She collaborated with the biggest names in reggaeton, including Maluma in 2016’s “Sim Ou Nãu” and J Balvin in 2017’s “Downtown,” a Spanglish song about oral sex, a recurring theme for her. In the late 2010s, a new wave of Latinx women were coming up through the ranks of reggaeton, like Colombian Karol G, Mexican American Becky G, and Dominican Natti Natasha, singing about pleasure on their terms. (On “Mayores,” for instance, Becky G sings about being into older men, and on “Sin Pijama,” a playful romp about men’s fantasies, she and Natti Natasha ride a carousel in lingerie.)
Anitta jumped on the bandwagon, featuring Becky G on “Banana” and, in turn, featuring on Natti Natasha’s “Te Lo Dije.” On Kisses, her first album where she sings in English, she also collaborated with hip-hop stars like Swae Lee, creating a multigenre persona that confidently bridged hip-hop, funk carioca, and reggaeton.
Still, amid all the collaborations, it was important for her to create her own message. “I want to show more of me,” she told Rolling Stone in 2018, “that I can do something by myself and reveal my personality alone.”
And 2022’s Versions of Me, her latest album, became her most sprawling and defining statement to date. It toggles between rendering Anitta an American-friendly pop star even as it disrupts the typical expectations of serious artistry for women. Take the cover, a series of busts illustrating her various surgical alterations. When she promoted the album on Kelly Clarkson’s daytime show this summer, the host asked, “Why did you call your album ‘Versions of Me’?” It was a softball question, possibly meant to elicit a faux-deep answer about the many facets of being a woman.

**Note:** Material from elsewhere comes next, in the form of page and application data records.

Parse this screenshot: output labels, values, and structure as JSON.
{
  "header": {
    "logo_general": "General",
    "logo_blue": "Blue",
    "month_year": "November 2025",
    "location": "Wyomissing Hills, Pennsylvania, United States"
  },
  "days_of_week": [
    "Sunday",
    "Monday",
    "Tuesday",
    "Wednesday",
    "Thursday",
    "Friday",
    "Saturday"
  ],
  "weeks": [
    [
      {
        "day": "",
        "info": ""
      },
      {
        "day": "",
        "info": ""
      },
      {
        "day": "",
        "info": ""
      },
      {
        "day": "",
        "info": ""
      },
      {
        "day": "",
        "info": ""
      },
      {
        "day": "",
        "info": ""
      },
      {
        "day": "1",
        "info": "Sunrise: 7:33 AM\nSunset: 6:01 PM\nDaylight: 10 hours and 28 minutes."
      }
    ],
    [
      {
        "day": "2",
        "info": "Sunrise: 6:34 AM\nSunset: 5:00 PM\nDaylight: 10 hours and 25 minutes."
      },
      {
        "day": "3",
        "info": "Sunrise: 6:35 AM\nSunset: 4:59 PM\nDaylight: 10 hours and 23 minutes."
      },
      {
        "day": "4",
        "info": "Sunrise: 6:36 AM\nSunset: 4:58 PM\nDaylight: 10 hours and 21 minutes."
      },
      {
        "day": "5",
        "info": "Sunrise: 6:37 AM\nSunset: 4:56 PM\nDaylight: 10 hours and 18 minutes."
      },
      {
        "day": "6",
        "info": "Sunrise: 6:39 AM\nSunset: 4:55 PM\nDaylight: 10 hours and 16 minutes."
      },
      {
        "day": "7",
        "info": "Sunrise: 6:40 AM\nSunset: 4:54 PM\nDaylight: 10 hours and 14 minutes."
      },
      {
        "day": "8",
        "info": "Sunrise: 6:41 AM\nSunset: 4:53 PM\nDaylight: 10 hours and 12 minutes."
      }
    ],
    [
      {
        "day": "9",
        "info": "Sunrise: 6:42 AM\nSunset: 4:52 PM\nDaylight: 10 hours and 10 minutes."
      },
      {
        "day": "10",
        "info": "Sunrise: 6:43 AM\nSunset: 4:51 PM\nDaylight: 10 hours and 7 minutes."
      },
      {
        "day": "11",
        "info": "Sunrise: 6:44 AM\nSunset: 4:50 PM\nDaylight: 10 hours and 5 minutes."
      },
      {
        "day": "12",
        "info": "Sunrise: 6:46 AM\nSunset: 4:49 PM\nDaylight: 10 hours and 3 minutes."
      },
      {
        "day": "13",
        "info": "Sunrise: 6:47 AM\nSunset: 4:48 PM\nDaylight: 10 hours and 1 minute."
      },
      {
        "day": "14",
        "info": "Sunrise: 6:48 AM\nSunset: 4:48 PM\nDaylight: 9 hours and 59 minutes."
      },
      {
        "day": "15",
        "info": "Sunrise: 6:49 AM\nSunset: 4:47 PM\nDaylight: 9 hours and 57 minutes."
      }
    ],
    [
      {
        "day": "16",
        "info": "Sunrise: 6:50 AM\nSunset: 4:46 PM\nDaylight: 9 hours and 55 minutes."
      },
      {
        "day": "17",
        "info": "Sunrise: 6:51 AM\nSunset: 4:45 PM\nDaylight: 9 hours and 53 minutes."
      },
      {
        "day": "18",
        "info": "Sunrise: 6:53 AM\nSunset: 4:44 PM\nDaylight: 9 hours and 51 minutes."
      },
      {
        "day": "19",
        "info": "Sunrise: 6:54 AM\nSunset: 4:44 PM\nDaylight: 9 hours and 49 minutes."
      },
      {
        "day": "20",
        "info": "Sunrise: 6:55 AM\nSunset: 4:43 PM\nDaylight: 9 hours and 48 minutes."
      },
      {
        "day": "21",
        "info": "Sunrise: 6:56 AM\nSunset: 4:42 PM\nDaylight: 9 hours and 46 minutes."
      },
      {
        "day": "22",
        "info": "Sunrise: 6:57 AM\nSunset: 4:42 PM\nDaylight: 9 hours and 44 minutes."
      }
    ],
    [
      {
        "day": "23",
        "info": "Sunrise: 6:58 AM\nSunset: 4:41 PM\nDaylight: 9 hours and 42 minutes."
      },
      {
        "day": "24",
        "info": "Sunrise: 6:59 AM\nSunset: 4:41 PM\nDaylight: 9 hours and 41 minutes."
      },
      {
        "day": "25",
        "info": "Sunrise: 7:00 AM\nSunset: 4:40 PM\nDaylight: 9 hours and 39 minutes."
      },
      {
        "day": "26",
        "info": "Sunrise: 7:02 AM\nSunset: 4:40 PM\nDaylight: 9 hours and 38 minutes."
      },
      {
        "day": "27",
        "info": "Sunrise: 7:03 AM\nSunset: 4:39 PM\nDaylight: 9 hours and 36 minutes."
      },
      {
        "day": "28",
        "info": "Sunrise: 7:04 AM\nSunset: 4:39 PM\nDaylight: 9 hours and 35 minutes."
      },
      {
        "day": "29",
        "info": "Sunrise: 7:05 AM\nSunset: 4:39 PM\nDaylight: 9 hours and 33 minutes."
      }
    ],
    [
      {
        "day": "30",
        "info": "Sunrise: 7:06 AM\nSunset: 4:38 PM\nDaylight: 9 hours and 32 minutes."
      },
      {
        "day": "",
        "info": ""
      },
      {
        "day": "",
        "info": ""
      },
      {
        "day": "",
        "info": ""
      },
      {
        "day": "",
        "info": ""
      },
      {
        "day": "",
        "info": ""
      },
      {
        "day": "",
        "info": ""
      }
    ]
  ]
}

But Anitta pointed to the album cover’s central image. “The one in the center is me right now,” she said. “And then … the others is me, one intervention, one plastic surgery before.”
“Oh, it’s because of that,” Clarkson said, then paused, momentarily taken aback.
Anitta’s stardom doesn’t easily translate into a feminist narrative. She sidesteps moral panics around body modification, neither celebrating cosmetic surgery as some feminist choice nor apologizing for it. Instead, she renders it almost comically banal. And she does the same with sex and relationships. For instance, on the English-language single “Boys Don’t Cry,” and Versions of Me’s title track, she sang about being a bad girlfriend in punk and pop mode.
In other songs, she does something even more complicated. On the single “Girl From Rio,” she interpolated fellow Brazilian Antônio Carlos Jobim’s “Girl From Ipanema,” the ’60s hit about a girl muse walking on the beach. Anitta rejiggered the song by making herself the rapping narrator — the girl from Rio — sharing real news from her own life, including discovering she had a brother she didn’t know about, and singing about the Rio de Janeiro she featured on “Malandra,” where the girls don’t look like white models. In the Cardi B collaboration, “Me Gusta,” the duo sing about sapphic action; and Cardi celebrates men who eat “cuca,” and being Afro Latina.
“Envolver” reclaimed perreo, or reggaeton dancing, from a woman’s perspective, with lyrics about how her twerking on a guy keeps him coming back. She’s since released “Lobby,” a new English-language single with Missy Elliott, another ode to sensuality, with winking references to oral sex, and on her most recent EP, November’s À Procura de Anitta Perfeita, she went back to her Portuguese roots.